What could the use of this research be, other than to offensively disseminate "information" (aka worms) to systems that have refused to apply an update, for whatever reason? Biological epidemics tend to spread through unwilling hosts.

But all is well that ends well. For now, it seems Microsoft has no intent to "productize" the friendly worm:

"This project is basic research, and there are no current plans to incorporate this into Microsoft products," said Milan Vojnovic, a researcher at Microsoft Research Cambridge, in a statement e-mailed to InformationWeek.

Let's hope this worm of an idea stays in its hole.

Here is our post from last week.

Comment  | 
Print  | 
More Insights
Comments
Newest First  |  Oldest First  |  Threaded View
Commentary
Cyberattacks Are Tailored to Employees ... Why Isn't Security Training?
Tim Sadler, CEO and co-founder of Tessian,  6/17/2021
Edge-DRsplash-10-edge-articles
7 Powerful Cybersecurity Skills the Energy Sector Needs Most
Pam Baker, Contributing Writer,  6/22/2021
News
Microsoft Disrupts Large-Scale BEC Campaign Across Web Services
Kelly Sheridan, Staff Editor, Dark Reading,  6/15/2021
Register for Dark Reading Newsletters
White Papers
Video
Cartoon
Current Issue
The State of Cybersecurity Incident Response
In this report learn how enterprises are building their incident response teams and processes, how they research potential compromises, how they respond to new breaches, and what tools and processes they use to remediate problems and improve their cyber defenses for the future.
Flash Poll
How Enterprises are Developing Secure Applications
How Enterprises are Developing Secure Applications
Recent breaches of third-party apps are driving many organizations to think harder about the security of their off-the-shelf software as they continue to move left in secure software development practices.
Twitter Feed
Dark Reading - Bug Report
Bug Report
Enterprise Vulnerabilities
From DHS/US-CERT's National Vulnerability Database
CVE-2021-32823
PUBLISHED: 2021-06-24
In the bindata RubyGem before version 2.4.10 there is a potential denial-of-service vulnerability.

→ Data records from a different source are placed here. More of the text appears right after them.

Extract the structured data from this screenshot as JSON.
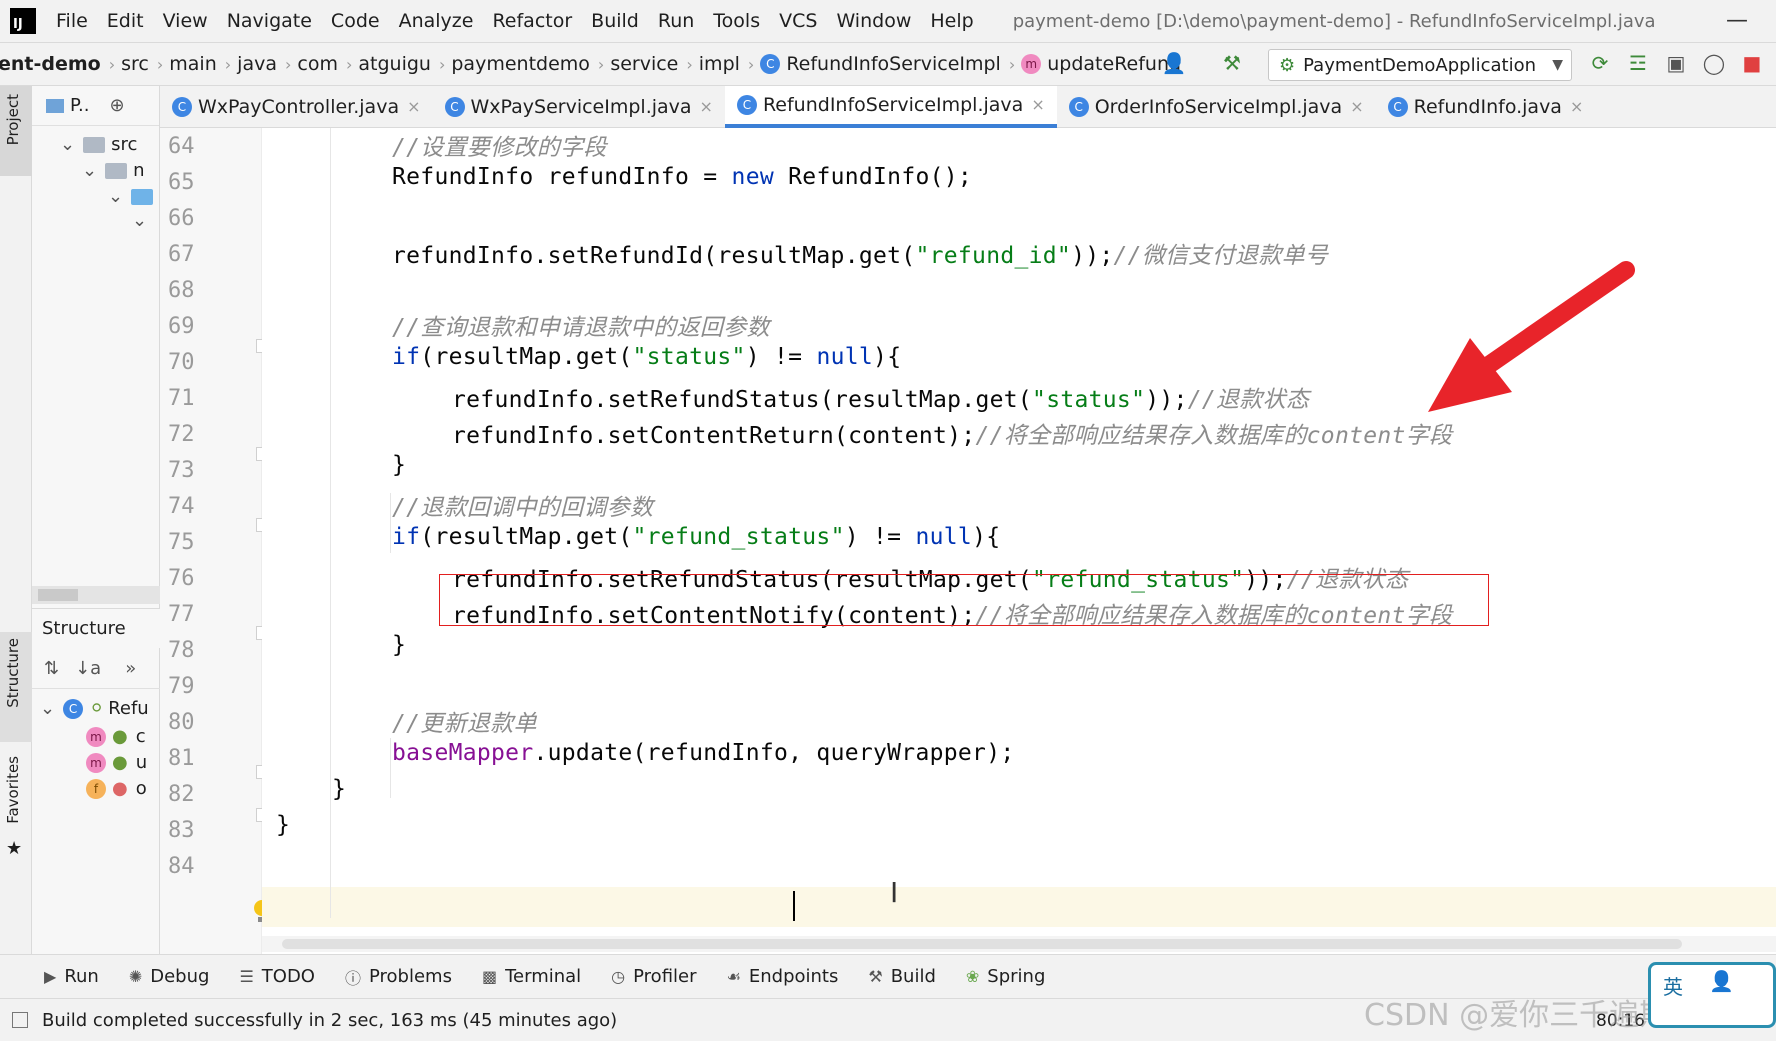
{
  "menubar": {
    "items": [
      "File",
      "Edit",
      "View",
      "Navigate",
      "Code",
      "Analyze",
      "Refactor",
      "Build",
      "Run",
      "Tools",
      "VCS",
      "Window",
      "Help"
    ],
    "window_title": "payment-demo [D:\\demo\\payment-demo] - RefundInfoServiceImpl.java"
  },
  "breadcrumb": {
    "items": [
      "ent-demo",
      "src",
      "main",
      "java",
      "com",
      "atguigu",
      "paymentdemo",
      "service",
      "impl"
    ],
    "class_name": "RefundInfoServiceImpl",
    "method_name": "updateRefund"
  },
  "run_config": {
    "label": "PaymentDemoApplication"
  },
  "project_panel": {
    "title": "P..",
    "tree": [
      "src",
      "n",
      "",
      ""
    ]
  },
  "structure_panel": {
    "title": "Structure",
    "items": [
      "Refu",
      "c",
      "u",
      "o"
    ]
  },
  "side_labels": {
    "project": "Project",
    "structure": "Structure",
    "favorites": "Favorites"
  },
  "tabs": [
    {
      "label": "WxPayController.java",
      "active": false
    },
    {
      "label": "WxPayServiceImpl.java",
      "active": false
    },
    {
      "label": "RefundInfoServiceImpl.java",
      "active": true
    },
    {
      "label": "OrderInfoServiceImpl.java",
      "active": false
    },
    {
      "label": "RefundInfo.java",
      "active": false
    }
  ],
  "gutter": {
    "line_numbers": [
      "64",
      "65",
      "66",
      "67",
      "68",
      "69",
      "70",
      "71",
      "72",
      "73",
      "74",
      "75",
      "76",
      "77",
      "78",
      "79",
      "80",
      "81",
      "82",
      "83",
      "84"
    ]
  },
  "code": {
    "l64_cmt": "//设置要修改的字段",
    "l65_a": "RefundInfo refundInfo = ",
    "l65_kw": "new",
    "l65_b": " RefundInfo();",
    "l67_a": "refundInfo.setRefundId(resultMap.get(",
    "l67_str": "\"refund_id\"",
    "l67_b": "));",
    "l67_cmt": "//微信支付退款单号",
    "l69_cmt": "//查询退款和申请退款中的返回参数",
    "l70_kw": "if",
    "l70_a": "(resultMap.get(",
    "l70_str": "\"status\"",
    "l70_b": ") != ",
    "l70_kw2": "null",
    "l70_c": "){",
    "l71_a": "refundInfo.setRefundStatus(resultMap.get(",
    "l71_str": "\"status\"",
    "l71_b": "));",
    "l71_cmt": "//退款状态",
    "l72_a": "refundInfo.setContentReturn(content);",
    "l72_cmt": "//将全部响应结果存入数据库的content字段",
    "l73": "}",
    "l74_cmt": "//退款回调中的回调参数",
    "l75_kw": "if",
    "l75_a": "(resultMap.get(",
    "l75_str": "\"refund_status\"",
    "l75_b": ") != ",
    "l75_kw2": "null",
    "l75_c": "){",
    "l76_a": "refundInfo.setRefundStatus(resultMap.get(",
    "l76_str": "\"refund_status\"",
    "l76_b": "));",
    "l76_cmt": "//退款状态",
    "l77_a": "refundInfo.setContentNotify(content);",
    "l77_cmt": "//将全部响应结果存入数据库的content字段",
    "l78": "}",
    "l80_cmt": "//更新退款单",
    "l81_fld": "baseMapper",
    "l81_a": ".update(refundInfo, queryWrapper);",
    "l82": "}",
    "l83": "}"
  },
  "bottom_tools": [
    "Run",
    "Debug",
    "TODO",
    "Problems",
    "Terminal",
    "Profiler",
    "Endpoints",
    "Build",
    "Spring"
  ],
  "status": {
    "message": "Build completed successfully in 2 sec, 163 ms (45 minutes ago)",
    "position": "80:16"
  },
  "watermark": "CSDN @爱你三千遍斯塔克",
  "ime": {
    "label": "英"
  },
  "colors": {
    "keyword": "#0033b3",
    "string": "#067d17",
    "comment": "#8c8c8c",
    "field": "#871094",
    "highlight_box": "#e21f1f",
    "arrow": "#e8242a",
    "active_tab": "#3b7fd6"
  }
}
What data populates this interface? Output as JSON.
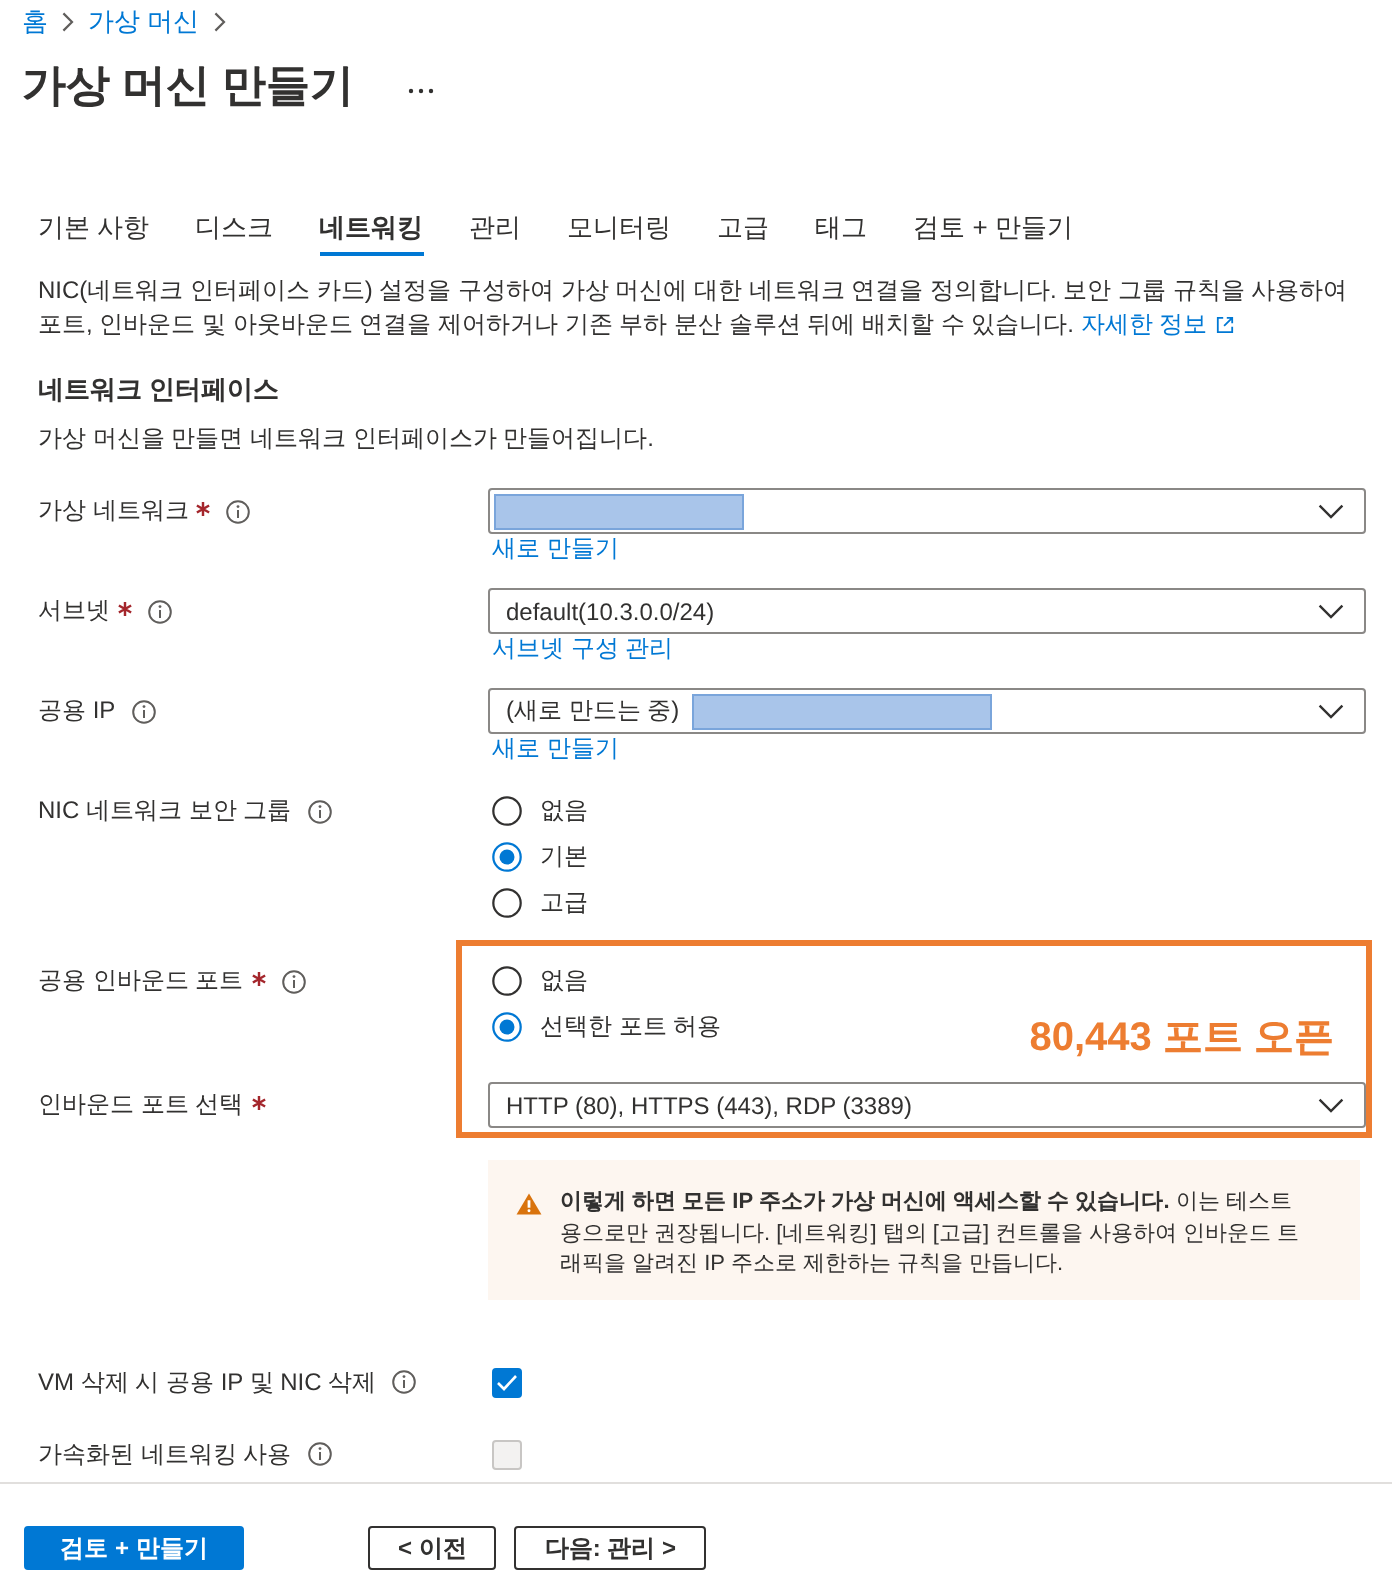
{
  "breadcrumb": [
    {
      "label": "홈"
    },
    {
      "label": "가상 머신"
    }
  ],
  "header": {
    "title": "가상 머신 만들기"
  },
  "tabs": [
    {
      "label": "기본 사항",
      "selected": false
    },
    {
      "label": "디스크",
      "selected": false
    },
    {
      "label": "네트워킹",
      "selected": true
    },
    {
      "label": "관리",
      "selected": false
    },
    {
      "label": "모니터링",
      "selected": false
    },
    {
      "label": "고급",
      "selected": false
    },
    {
      "label": "태그",
      "selected": false
    },
    {
      "label": "검토 + 만들기",
      "selected": false
    }
  ],
  "intro": {
    "text": "NIC(네트워크 인터페이스 카드) 설정을 구성하여 가상 머신에 대한 네트워크 연결을 정의합니다. 보안 그룹 규칙을 사용하여 포트, 인바운드 및 아웃바운드 연결을 제어하거나 기존 부하 분산 솔루션 뒤에 배치할 수 있습니다.",
    "link": "자세한 정보"
  },
  "section": {
    "title": "네트워크 인터페이스",
    "subtitle": "가상 머신을 만들면 네트워크 인터페이스가 만들어집니다."
  },
  "fields": [
    {
      "kind": "select",
      "label": "가상 네트워크",
      "required": true,
      "info": true,
      "redacted": true,
      "link": "새로 만들기",
      "highlighted": false
    },
    {
      "kind": "select",
      "label": "서브넷",
      "required": true,
      "info": true,
      "value": "default(10.3.0.0/24)",
      "redacted": false,
      "link": "서브넷 구성 관리",
      "highlighted": false
    },
    {
      "kind": "select",
      "label": "공용 IP",
      "required": false,
      "info": true,
      "value": "(새로 만드는 중)",
      "redacted": true,
      "link": "새로 만들기",
      "highlighted": false
    },
    {
      "kind": "radio",
      "label": "NIC 네트워크 보안 그룹",
      "required": false,
      "info": true,
      "options": [
        {
          "label": "없음",
          "selected": false
        },
        {
          "label": "기본",
          "selected": true
        },
        {
          "label": "고급",
          "selected": false
        }
      ],
      "highlighted": false
    },
    {
      "kind": "radio",
      "label": "공용 인바운드 포트",
      "required": true,
      "info": true,
      "options": [
        {
          "label": "없음",
          "selected": false
        },
        {
          "label": "선택한 포트 허용",
          "selected": true
        }
      ],
      "highlighted": true
    },
    {
      "kind": "select",
      "label": "인바운드 포트 선택",
      "required": true,
      "info": false,
      "value": "HTTP (80), HTTPS (443), RDP (3389)",
      "redacted": false,
      "highlighted": true
    },
    {
      "kind": "warning",
      "text": "**이렇게 하면 모든 IP 주소가 가상 머신에 액세스할 수 있습니다.** 이는 테스트용으로만 권장됩니다. [네트워킹] 탭의 [고급] 컨트롤을 사용하여 인바운드 트래픽을 알려진 IP 주소로 제한하는 규칙을 만듭니다.",
      "highlighted": false
    },
    {
      "kind": "checkbox",
      "label": "VM 삭제 시 공용 IP 및 NIC 삭제",
      "required": false,
      "info": true,
      "checked": true,
      "disabled": false,
      "highlighted": false
    },
    {
      "kind": "checkbox",
      "label": "가속화된 네트워킹 사용",
      "required": false,
      "info": true,
      "checked": false,
      "disabled": true,
      "highlighted": false
    }
  ],
  "annotation": {
    "text": "80,443 포트 오픈"
  },
  "footer": {
    "buttons": [
      {
        "label": "검토 + 만들기",
        "kind": "primary"
      },
      {
        "label": "< 이전",
        "kind": "secondary"
      },
      {
        "label": "다음: 관리 >",
        "kind": "secondary"
      }
    ]
  }
}
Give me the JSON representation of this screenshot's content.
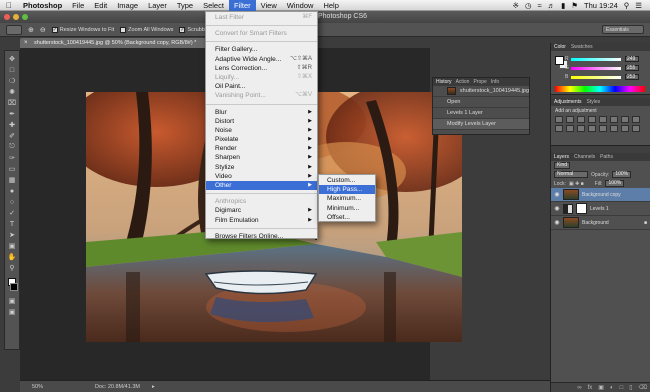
{
  "menubar": {
    "app": "Photoshop",
    "items": [
      "File",
      "Edit",
      "Image",
      "Layer",
      "Type",
      "Select",
      "Filter",
      "View",
      "Window",
      "Help"
    ],
    "active": "Filter",
    "clock": "Thu 19:24"
  },
  "window": {
    "title": "Photoshop CS6"
  },
  "options_bar": {
    "resize_label": "Resize Windows to Fit",
    "zoom_all_label": "Zoom All Windows",
    "scrubby_label": "Scrubby Zoom",
    "workspace": "Essentials"
  },
  "document": {
    "tab_title": "shutterstock_100419445.jpg @ 50% (Background copy, RGB/8#) *",
    "zoom": "50%",
    "doc_size": "Doc: 20.8M/41.3M"
  },
  "filter_menu": {
    "last_filter": {
      "label": "Last Filter",
      "shortcut": "⌘F"
    },
    "convert_smart": "Convert for Smart Filters",
    "filter_gallery": "Filter Gallery...",
    "adaptive_wide": {
      "label": "Adaptive Wide Angle...",
      "shortcut": "⌥⇧⌘A"
    },
    "lens_correction": {
      "label": "Lens Correction...",
      "shortcut": "⇧⌘R"
    },
    "liquify": {
      "label": "Liquify...",
      "shortcut": "⇧⌘X"
    },
    "oil_paint": "Oil Paint...",
    "vanishing_point": {
      "label": "Vanishing Point...",
      "shortcut": "⌥⌘V"
    },
    "submenus": [
      "Blur",
      "Distort",
      "Noise",
      "Pixelate",
      "Render",
      "Sharpen",
      "Stylize",
      "Video",
      "Other"
    ],
    "highlighted": "Other",
    "plugins_header": "Anthropics",
    "plugins": [
      "Digimarc",
      "Film Emulation"
    ],
    "browse_online": "Browse Filters Online..."
  },
  "other_submenu": {
    "items": [
      "Custom...",
      "High Pass...",
      "Maximum...",
      "Minimum...",
      "Offset..."
    ],
    "highlighted": "High Pass..."
  },
  "history_panel": {
    "tabs": [
      "History",
      "Action",
      "Prope",
      "Info"
    ],
    "snapshot": "shutterstock_100419445.jpg",
    "states": [
      "Open",
      "Levels 1 Layer",
      "Modify Levels Layer"
    ]
  },
  "color_panel": {
    "tabs": [
      "Color",
      "Swatches"
    ],
    "channels": [
      {
        "name": "R",
        "value": "249"
      },
      {
        "name": "G",
        "value": "255"
      },
      {
        "name": "B",
        "value": "253"
      }
    ]
  },
  "adjustments_panel": {
    "tabs": [
      "Adjustments",
      "Styles"
    ],
    "title": "Add an adjustment"
  },
  "layers_panel": {
    "tabs": [
      "Layers",
      "Channels",
      "Paths"
    ],
    "kind": "Kind",
    "blend": "Normal",
    "opacity_label": "Opacity:",
    "opacity": "100%",
    "lock_label": "Lock:",
    "fill_label": "Fill:",
    "fill": "100%",
    "layers": [
      {
        "name": "Background copy",
        "selected": true
      },
      {
        "name": "Levels 1",
        "selected": false
      },
      {
        "name": "Background",
        "selected": false
      }
    ]
  },
  "colors": {
    "menu_highlight": "#3b6fd6",
    "panel_bg": "#505050",
    "canvas_bg": "#282828"
  }
}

In affected versions it is very slow for certain classes in BinData to be created. For example BinData::Bit100000, BinData::Bit100001, BinData::Bit100002, BinData::Bit<N>. In combination with &lt...
CVE-2021-35041
PUBLISHED: 2021-06-24
The blockchain node in FISCO-BCOS V2.7.2 may have a bug when dealing with unformatted packet and lead to a crash. A malicious node can send a packet continuously. The packet is in an incorrect format and cannot be decoded by the node correctly. As a result, the node may consume the memory sustainabl...
CVE-2021-2322
PUBLISHED: 2021-06-23
Vulnerability in OpenGrok (component: Web App). Versions that are affected are 1.6.7 and prior. Easily exploitable vulnerability allows low privileged attacker with network access via HTTPS to compromise OpenGrok. Successful attacks of this vulnerability can result in takeover of OpenGrok. CVSS 3.1 ...
CVE-2021-20019
PUBLISHED: 2021-06-23
A vulnerability in SonicOS where the HTTP server response leaks partial memory by sending a crafted HTTP request, this can potentially lead to an internal sensitive data disclosure vulnerability.
CVE-2021-21809
PUBLISHED: 2021-06-23
A command execution vulnerability exists in the default legacy spellchecker plugin in Moodle 3.10. A specially crafted series of HTTP requests can lead to command execution. An attacker must have administrator privileges to exploit this vulnerabilities.